#### Collected data

#####

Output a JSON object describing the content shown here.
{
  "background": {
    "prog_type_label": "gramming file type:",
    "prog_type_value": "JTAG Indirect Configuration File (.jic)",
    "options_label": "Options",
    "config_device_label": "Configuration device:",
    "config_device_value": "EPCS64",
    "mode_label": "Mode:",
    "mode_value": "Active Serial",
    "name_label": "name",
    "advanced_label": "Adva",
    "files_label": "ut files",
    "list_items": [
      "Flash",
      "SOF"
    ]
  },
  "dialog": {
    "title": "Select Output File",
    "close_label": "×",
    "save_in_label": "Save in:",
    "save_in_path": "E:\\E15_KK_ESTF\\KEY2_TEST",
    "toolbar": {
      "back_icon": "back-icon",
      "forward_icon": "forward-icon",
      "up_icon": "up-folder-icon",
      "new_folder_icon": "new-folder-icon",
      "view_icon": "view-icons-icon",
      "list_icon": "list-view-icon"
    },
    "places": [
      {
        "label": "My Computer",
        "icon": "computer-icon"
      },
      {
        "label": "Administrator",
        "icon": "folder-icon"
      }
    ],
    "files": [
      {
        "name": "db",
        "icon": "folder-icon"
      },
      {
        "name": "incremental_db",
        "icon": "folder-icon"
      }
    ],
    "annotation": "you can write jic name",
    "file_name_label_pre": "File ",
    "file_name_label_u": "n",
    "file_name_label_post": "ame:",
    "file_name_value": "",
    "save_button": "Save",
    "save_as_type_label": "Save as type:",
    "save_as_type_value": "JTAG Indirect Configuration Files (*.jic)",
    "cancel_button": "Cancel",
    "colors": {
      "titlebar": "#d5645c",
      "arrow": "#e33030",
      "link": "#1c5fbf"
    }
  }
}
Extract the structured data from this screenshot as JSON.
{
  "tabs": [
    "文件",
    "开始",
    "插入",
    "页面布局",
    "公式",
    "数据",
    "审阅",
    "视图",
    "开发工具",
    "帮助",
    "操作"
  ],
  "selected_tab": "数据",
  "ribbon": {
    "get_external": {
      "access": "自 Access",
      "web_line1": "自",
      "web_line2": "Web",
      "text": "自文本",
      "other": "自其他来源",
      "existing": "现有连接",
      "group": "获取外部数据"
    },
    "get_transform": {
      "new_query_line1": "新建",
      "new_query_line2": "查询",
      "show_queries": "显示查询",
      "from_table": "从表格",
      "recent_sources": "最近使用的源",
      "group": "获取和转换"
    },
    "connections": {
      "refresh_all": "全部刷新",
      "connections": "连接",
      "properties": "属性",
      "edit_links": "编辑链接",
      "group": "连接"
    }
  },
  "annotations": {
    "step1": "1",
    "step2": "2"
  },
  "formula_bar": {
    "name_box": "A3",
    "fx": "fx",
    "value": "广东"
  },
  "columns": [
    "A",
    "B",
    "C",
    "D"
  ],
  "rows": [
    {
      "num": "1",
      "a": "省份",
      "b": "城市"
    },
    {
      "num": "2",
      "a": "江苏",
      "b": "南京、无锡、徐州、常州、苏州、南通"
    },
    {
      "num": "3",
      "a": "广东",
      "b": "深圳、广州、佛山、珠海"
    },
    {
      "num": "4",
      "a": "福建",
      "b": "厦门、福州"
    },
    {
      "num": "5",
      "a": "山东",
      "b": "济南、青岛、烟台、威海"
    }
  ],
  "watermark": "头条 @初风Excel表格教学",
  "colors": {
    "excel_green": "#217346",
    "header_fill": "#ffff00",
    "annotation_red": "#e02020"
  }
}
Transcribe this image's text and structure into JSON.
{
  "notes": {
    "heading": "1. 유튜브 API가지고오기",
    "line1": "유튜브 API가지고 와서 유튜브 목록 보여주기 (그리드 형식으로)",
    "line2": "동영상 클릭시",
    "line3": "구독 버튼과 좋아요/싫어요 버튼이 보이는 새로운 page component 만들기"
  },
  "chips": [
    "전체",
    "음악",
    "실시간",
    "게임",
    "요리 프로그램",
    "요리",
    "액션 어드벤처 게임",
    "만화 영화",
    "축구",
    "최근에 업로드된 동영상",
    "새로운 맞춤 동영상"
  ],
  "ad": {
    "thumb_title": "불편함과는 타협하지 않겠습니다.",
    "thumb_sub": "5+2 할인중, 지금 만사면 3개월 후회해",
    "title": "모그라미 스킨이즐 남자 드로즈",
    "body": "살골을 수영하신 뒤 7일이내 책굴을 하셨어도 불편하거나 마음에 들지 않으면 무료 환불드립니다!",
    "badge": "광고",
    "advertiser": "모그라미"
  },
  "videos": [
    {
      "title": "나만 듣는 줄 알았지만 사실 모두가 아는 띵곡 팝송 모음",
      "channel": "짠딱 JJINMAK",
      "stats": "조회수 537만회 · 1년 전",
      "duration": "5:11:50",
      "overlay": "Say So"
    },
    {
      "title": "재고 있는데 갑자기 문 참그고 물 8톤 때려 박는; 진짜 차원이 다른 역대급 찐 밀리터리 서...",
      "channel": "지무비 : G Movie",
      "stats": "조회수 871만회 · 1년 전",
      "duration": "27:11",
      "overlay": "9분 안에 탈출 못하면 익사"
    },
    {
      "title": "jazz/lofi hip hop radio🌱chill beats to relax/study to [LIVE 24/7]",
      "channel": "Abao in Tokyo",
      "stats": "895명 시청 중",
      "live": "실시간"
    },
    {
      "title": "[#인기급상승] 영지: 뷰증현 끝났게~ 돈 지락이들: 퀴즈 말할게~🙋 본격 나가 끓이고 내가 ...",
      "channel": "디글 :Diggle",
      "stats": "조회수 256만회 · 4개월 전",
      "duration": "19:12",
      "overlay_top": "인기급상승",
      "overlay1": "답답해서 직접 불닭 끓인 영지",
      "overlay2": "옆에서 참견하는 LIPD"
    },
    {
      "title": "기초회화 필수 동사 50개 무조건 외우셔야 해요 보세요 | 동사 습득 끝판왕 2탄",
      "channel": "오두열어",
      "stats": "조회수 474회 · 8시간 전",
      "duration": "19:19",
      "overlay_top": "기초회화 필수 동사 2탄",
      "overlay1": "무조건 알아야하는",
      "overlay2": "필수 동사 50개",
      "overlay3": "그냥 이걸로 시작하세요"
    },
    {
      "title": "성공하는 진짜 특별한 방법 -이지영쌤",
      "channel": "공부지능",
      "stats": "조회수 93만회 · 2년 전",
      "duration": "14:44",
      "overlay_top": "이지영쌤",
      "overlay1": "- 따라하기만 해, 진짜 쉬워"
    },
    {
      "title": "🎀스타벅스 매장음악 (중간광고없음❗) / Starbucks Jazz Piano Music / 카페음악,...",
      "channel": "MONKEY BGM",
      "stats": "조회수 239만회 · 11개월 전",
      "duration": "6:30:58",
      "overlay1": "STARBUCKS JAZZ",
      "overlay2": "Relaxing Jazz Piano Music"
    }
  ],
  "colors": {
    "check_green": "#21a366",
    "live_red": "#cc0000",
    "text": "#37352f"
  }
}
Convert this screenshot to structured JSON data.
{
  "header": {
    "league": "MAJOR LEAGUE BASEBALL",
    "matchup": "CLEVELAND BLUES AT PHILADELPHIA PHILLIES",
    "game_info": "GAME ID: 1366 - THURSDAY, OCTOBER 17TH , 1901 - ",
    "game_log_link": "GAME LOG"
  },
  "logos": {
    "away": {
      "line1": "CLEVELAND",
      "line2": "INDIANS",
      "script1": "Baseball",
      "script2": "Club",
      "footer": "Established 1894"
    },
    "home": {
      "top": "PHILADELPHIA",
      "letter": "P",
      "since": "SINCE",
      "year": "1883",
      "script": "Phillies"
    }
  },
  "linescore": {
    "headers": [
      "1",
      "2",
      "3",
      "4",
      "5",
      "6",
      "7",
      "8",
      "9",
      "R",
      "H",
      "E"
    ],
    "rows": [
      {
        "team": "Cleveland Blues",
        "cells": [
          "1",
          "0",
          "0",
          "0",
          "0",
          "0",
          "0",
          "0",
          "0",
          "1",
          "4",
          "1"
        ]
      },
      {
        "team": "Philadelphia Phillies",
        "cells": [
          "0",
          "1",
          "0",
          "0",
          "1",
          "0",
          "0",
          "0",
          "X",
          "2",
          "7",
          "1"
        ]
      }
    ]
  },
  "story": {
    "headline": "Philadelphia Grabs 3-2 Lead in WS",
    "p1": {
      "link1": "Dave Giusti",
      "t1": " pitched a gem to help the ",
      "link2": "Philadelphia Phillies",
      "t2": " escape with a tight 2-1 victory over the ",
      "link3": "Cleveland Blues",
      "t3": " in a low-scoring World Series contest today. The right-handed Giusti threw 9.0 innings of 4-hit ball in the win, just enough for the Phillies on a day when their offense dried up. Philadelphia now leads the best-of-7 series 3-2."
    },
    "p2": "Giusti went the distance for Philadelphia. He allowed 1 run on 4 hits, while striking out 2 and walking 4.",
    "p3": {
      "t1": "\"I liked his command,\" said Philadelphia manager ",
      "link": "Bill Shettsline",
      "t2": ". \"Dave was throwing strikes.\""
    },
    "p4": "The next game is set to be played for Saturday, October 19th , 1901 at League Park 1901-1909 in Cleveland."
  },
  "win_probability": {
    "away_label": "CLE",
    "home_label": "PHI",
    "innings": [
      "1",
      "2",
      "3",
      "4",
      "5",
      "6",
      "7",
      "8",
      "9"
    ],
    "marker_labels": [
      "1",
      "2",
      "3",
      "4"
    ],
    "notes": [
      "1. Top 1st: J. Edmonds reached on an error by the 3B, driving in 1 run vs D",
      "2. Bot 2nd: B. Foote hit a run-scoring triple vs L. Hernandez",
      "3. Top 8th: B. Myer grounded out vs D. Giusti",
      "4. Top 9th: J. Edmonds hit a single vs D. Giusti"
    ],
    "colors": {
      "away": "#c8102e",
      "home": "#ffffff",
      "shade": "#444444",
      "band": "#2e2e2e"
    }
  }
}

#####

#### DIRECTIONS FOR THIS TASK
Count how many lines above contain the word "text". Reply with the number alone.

#### REPLY TO THE EXERCISE
3